---------- DATA TO PROCESS

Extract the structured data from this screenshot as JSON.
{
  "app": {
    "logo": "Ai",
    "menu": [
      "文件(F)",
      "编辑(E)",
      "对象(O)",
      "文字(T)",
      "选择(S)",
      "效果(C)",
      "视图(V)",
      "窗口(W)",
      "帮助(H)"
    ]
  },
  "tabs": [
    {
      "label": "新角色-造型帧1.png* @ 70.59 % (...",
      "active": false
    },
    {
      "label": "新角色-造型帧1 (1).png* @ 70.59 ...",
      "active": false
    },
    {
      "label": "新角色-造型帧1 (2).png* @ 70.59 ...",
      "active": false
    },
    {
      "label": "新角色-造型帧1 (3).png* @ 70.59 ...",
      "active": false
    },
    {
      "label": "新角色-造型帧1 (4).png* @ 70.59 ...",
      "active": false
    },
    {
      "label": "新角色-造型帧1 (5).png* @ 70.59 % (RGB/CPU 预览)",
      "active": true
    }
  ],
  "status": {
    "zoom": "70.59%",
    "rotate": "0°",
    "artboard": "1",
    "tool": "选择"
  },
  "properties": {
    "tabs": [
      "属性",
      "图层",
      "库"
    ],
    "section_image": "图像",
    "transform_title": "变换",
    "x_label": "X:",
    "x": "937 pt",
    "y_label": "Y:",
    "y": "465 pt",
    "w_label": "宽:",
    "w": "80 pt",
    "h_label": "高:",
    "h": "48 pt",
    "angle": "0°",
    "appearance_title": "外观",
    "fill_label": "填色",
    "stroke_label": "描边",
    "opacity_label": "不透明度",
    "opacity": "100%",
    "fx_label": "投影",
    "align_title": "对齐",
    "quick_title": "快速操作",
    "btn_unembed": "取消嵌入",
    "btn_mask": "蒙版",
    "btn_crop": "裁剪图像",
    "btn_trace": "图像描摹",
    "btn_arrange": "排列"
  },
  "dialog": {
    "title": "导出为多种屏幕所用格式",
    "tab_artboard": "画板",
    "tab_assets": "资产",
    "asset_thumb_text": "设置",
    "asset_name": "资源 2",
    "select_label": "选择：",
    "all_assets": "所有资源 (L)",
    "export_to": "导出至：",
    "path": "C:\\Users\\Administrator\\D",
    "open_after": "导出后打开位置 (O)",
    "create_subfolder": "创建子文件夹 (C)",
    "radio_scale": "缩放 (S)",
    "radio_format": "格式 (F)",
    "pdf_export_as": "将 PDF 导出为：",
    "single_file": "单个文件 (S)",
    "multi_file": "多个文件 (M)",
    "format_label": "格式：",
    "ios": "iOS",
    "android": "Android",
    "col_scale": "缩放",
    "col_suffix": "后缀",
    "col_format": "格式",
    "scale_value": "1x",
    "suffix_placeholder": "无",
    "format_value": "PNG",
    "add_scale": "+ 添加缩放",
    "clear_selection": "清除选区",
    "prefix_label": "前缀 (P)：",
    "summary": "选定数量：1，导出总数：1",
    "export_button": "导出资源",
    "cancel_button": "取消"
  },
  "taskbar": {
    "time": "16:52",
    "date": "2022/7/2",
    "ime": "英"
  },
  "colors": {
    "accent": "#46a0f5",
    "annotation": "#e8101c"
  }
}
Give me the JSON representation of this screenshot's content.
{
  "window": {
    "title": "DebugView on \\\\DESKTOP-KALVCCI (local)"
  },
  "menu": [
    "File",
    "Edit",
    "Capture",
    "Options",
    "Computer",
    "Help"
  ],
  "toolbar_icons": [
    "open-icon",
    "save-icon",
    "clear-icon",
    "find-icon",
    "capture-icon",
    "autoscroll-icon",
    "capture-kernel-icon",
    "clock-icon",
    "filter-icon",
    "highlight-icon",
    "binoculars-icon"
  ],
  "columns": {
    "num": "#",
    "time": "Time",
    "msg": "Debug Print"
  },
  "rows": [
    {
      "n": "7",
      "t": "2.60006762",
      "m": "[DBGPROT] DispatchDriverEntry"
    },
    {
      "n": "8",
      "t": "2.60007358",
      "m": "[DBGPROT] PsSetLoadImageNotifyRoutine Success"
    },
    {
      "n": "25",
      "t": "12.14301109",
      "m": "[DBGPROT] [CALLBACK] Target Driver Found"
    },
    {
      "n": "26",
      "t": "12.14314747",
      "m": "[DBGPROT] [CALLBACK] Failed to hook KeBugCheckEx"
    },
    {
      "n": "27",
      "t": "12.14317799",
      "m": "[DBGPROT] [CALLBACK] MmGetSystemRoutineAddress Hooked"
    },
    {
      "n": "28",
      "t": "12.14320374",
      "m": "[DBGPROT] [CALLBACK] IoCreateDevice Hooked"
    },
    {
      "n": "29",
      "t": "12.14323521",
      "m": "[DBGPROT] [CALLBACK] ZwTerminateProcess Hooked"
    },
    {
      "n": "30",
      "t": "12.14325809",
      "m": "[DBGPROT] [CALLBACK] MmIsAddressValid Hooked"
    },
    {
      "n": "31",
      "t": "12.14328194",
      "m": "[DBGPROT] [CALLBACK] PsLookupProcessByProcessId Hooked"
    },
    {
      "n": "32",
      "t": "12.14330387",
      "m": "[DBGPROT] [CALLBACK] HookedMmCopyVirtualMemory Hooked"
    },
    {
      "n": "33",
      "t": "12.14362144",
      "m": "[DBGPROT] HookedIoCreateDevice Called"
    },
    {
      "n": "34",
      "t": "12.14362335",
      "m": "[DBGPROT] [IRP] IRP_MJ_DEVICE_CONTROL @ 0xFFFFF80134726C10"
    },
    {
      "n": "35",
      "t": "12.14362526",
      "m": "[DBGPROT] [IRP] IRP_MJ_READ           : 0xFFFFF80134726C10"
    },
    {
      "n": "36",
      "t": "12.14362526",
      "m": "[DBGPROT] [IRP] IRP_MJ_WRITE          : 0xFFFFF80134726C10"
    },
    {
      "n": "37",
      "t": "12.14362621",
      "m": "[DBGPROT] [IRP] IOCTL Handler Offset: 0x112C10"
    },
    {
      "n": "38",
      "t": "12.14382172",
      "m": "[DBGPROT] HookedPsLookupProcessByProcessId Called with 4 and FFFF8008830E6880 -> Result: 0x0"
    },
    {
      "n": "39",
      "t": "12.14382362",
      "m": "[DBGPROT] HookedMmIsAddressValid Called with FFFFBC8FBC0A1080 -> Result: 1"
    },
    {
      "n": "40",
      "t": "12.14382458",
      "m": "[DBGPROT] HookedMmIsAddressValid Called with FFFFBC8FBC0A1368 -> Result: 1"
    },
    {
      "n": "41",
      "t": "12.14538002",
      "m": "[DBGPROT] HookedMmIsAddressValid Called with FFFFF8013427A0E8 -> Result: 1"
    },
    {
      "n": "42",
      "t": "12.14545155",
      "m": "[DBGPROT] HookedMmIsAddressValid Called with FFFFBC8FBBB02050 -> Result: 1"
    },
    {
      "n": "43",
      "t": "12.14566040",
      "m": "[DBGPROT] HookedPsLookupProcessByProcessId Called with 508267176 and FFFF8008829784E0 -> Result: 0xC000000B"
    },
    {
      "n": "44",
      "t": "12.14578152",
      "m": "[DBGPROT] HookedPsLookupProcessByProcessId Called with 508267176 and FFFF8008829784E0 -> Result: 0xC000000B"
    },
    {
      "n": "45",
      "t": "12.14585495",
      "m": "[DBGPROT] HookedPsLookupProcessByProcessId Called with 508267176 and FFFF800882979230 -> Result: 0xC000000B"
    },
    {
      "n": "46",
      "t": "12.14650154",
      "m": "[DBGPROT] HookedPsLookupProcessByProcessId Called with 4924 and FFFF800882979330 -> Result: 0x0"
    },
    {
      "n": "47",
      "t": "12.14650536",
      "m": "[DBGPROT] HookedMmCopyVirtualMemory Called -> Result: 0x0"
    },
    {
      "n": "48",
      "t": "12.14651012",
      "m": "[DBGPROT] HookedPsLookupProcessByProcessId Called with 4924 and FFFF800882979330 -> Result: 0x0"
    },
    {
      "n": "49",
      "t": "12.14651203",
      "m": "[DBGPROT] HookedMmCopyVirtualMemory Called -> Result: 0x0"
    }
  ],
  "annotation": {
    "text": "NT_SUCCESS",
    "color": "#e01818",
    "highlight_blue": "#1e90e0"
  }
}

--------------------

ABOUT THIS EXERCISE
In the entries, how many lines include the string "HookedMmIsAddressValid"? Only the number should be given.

FINAL ANSWER
4